### Input data ###

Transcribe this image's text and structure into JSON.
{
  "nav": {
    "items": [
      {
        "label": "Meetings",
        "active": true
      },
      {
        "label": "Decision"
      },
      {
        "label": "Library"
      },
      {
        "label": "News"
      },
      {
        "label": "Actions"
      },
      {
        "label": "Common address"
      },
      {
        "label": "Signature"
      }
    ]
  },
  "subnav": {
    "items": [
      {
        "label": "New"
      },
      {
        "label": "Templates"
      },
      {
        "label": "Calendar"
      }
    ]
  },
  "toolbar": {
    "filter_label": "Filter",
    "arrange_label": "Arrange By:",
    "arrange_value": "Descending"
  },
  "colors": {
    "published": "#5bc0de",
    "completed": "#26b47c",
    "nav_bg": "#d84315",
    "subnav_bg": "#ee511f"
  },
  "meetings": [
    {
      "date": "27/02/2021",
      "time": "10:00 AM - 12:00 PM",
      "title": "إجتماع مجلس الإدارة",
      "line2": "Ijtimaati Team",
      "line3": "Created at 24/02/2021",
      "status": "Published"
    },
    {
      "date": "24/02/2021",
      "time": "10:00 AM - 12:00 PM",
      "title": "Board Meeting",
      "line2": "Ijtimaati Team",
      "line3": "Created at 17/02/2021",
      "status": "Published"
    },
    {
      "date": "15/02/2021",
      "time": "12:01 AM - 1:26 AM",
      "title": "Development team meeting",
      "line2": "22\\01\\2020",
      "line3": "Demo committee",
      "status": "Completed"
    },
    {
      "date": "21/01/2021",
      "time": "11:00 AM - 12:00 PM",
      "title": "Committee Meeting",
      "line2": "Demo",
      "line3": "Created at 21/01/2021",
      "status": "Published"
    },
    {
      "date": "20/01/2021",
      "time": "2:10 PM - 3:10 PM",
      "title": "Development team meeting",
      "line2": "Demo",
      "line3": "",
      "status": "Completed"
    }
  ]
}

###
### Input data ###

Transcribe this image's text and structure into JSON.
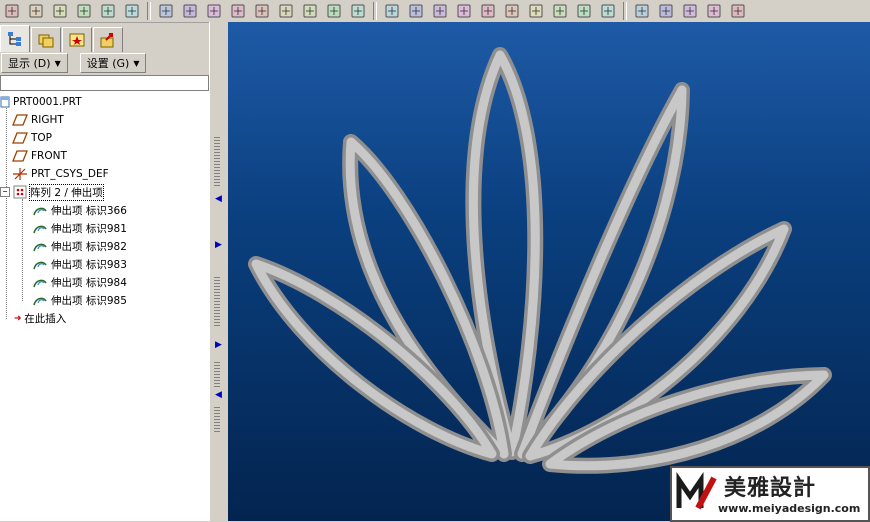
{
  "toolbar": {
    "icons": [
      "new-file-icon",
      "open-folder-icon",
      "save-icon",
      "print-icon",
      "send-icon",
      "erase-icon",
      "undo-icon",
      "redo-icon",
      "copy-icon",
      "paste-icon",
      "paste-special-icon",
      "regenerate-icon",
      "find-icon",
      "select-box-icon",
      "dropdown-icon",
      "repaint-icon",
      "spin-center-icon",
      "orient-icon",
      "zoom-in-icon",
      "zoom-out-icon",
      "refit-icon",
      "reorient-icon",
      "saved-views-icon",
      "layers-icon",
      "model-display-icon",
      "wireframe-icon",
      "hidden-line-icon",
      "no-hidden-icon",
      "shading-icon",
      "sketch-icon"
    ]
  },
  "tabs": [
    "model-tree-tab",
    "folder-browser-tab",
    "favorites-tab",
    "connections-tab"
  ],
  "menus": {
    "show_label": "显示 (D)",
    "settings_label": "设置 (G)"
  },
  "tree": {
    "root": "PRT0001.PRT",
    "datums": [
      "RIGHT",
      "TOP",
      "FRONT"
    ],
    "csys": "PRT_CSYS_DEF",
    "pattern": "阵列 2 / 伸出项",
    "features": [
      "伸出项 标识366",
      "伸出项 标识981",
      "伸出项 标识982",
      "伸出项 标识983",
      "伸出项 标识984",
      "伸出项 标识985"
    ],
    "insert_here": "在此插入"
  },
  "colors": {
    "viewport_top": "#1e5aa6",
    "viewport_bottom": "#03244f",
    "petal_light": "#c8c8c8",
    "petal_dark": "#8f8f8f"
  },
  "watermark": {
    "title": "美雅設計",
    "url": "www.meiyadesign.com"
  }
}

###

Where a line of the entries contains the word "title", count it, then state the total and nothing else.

- [The answer]: 6